The two biggest changes in my life were the birth of my daughter and the death of my husband. I still grieve for that whole period of my life. It’s nothing I would have ever imagined. It wasn’t perfect by any means but I had so many unusual experiences. Who would expect to live in the Caribbean for a year? That was a very special time.
But a couple of years later I met Greg. He had been fairly recently widowed so we had that in common. Greg would tell you that he was a computer programmer. He actually had been a music major in college—music composition. He was from Washington, DC. He came out after college to go to Berkeley as a music composition graduate student. He wanted to compose but he didn’t think that he was good enough so he quit and went to work for IBM and they trained him as a programmer. His wife at the time worked for Chevron and they sent her to run the Gauer Estate, an Alexander Valley vineyard and winery. So he came up here with her, commuted for a while, and wound up working for a couple of different high tech companies down in Telecom Valley and eventually for Cerent, which was bought out by Cisco and was quite a nice financial windfall for him. But then his wife died of cancer.
We got together through a personals ad in the Press Democrat, if you believe that. Computer dating was just starting then. I answered his ad. He said that he was a widower and that was a plus for me. He plays guitar. He was self-taught when he was in high school and I think he knew a little piano too. A friend of his played bass guitar and they both sang. Greg has a really nice voice. They played in restaurants and pubs down in the Bay Area when he was in his 20s and 30s. But he gave it up. When I met him he wasn’t playing and maybe because he could hear me practicing my French horn he eventually took up the guitar again and now he plays a few times a week. He’s done a little composing. We sometimes sing together. He’ll play the guitar and we both enjoy singing.
I was playing French horn at the Junior College in the symphonic band which I still do when they’re in person. I started it while I was still working there as a kind of pre-retirement thing to build more other stuff into my life. I was playing in an ensemble group and through them I met Neil Herring. He was playing in a woodwind quintet and they needed a French horn player. He went on to do some other things but Genie McKenzie became our oboe and she kept telling me about the New Horizons Band and how they really needed more French horns. Finally around 2012 or 13 I came over and listened and decided to join.

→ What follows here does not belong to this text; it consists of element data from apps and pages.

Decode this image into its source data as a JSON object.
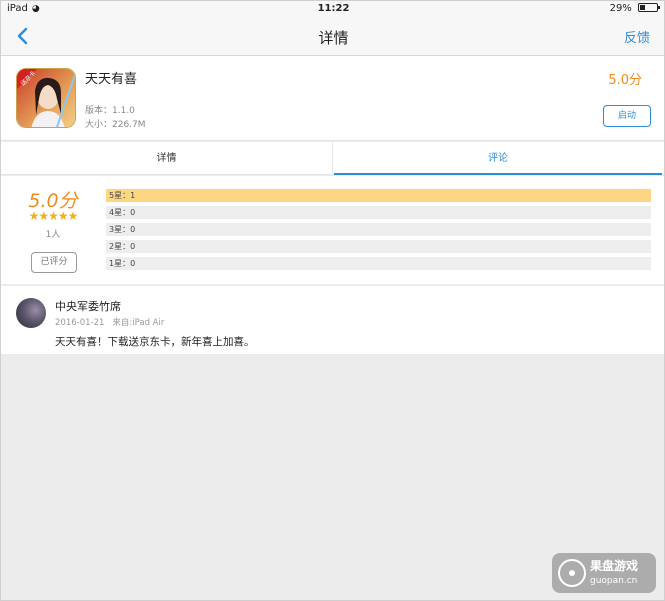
{
  "status_bar": {
    "device": "iPad",
    "time": "11:22",
    "battery": "29%",
    "battery_level": 0.29
  },
  "nav": {
    "title": "详情",
    "feedback": "反馈"
  },
  "app": {
    "name": "天天有喜",
    "version": "版本：1.1.0",
    "size": "大小：226.7M",
    "score": "5.0分",
    "launch_label": "启动",
    "icon_badge": "送京卡"
  },
  "tabs": [
    {
      "label": "详情",
      "active": false
    },
    {
      "label": "评论",
      "active": true
    }
  ],
  "rating": {
    "score": "5.0分",
    "stars": "★★★★★",
    "count": "1人",
    "rated_label": "已评分",
    "bars": [
      {
        "label": "5星：1",
        "fraction": 1.0
      },
      {
        "label": "4星：0",
        "fraction": 0
      },
      {
        "label": "3星：0",
        "fraction": 0
      },
      {
        "label": "2星：0",
        "fraction": 0
      },
      {
        "label": "1星：0",
        "fraction": 0
      }
    ]
  },
  "comment": {
    "user": "中央军委竹席",
    "date": "2016-01-21",
    "source": "来自:iPad Air",
    "text": "天天有喜！下载送京东卡，新年喜上加喜。"
  },
  "watermark": {
    "brand": "果盘游戏",
    "domain": "guopan.cn"
  },
  "colors": {
    "accent": "#2e8ddb",
    "score": "#f08c1c",
    "star": "#f2b01e",
    "bar_fill": "#fcd683"
  }
}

I’ve played in a lot of community bands over the years and I don’t know if it’s our age or what but they’re just the nicest group of people. They’re more friendly, much more supportive and less competitive than other groups. I don’t know if it’s the coffee and cookies or what but . . . Lew’s spirit and his energy and his kindness, the way he includes people and tells people what’s going on; he’s got a lot to do with it. He’s just a genuine good human being. He always shares if he’s heard from someone why they’re not there. He always lets people know what’s going on. Sending Get Well cards. All of that makes it a community. He’s the soul of the band, that’s what I would say. It means a lot to him too. You can tell from his messages how much he misses it (during these pandemic times).

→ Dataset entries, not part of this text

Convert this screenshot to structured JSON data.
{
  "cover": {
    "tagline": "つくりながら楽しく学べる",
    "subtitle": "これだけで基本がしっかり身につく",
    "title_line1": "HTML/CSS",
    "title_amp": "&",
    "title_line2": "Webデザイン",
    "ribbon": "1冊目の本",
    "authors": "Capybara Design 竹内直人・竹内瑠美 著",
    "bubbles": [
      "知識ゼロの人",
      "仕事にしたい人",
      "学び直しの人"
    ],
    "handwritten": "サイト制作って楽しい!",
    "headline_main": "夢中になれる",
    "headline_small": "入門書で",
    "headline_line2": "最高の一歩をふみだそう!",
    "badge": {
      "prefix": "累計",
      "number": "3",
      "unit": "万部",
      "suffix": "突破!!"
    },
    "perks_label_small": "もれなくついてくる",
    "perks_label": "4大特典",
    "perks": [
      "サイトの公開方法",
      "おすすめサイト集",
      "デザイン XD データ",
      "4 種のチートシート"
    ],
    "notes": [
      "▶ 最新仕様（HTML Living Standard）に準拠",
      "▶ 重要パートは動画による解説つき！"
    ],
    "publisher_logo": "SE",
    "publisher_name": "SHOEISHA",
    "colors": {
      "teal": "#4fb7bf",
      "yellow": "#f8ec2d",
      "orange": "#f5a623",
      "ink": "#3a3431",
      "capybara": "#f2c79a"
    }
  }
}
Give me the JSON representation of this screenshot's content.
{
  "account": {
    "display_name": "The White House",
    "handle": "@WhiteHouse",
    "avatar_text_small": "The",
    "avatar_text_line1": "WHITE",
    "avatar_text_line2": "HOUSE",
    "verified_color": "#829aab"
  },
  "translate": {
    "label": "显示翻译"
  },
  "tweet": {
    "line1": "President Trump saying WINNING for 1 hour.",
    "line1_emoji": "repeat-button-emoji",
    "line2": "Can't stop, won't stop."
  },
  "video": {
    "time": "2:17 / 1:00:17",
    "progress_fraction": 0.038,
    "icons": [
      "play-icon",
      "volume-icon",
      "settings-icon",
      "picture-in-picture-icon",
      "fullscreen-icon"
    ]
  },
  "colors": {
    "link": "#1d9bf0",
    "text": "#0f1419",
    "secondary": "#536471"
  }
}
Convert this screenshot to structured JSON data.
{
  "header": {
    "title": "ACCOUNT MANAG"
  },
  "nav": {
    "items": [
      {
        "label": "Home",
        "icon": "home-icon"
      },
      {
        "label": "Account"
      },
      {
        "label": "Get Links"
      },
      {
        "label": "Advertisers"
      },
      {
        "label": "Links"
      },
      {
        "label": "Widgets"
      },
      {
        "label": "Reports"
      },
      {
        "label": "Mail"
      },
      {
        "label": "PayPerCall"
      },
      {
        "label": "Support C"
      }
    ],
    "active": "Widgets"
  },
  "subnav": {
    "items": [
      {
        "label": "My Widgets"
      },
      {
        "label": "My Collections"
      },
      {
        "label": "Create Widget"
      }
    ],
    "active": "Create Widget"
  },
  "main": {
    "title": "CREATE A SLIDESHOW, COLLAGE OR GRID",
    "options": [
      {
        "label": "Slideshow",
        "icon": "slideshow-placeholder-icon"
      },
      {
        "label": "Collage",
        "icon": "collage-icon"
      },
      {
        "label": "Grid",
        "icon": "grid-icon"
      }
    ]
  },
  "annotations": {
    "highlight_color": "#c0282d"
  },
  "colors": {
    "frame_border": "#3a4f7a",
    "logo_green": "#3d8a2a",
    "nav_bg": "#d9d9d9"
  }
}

Like everybody else I think I like the people as much as the music. I think that’s what keeps me going. And hopefully, before too long, we’ll all be back together again, making and enjoying music.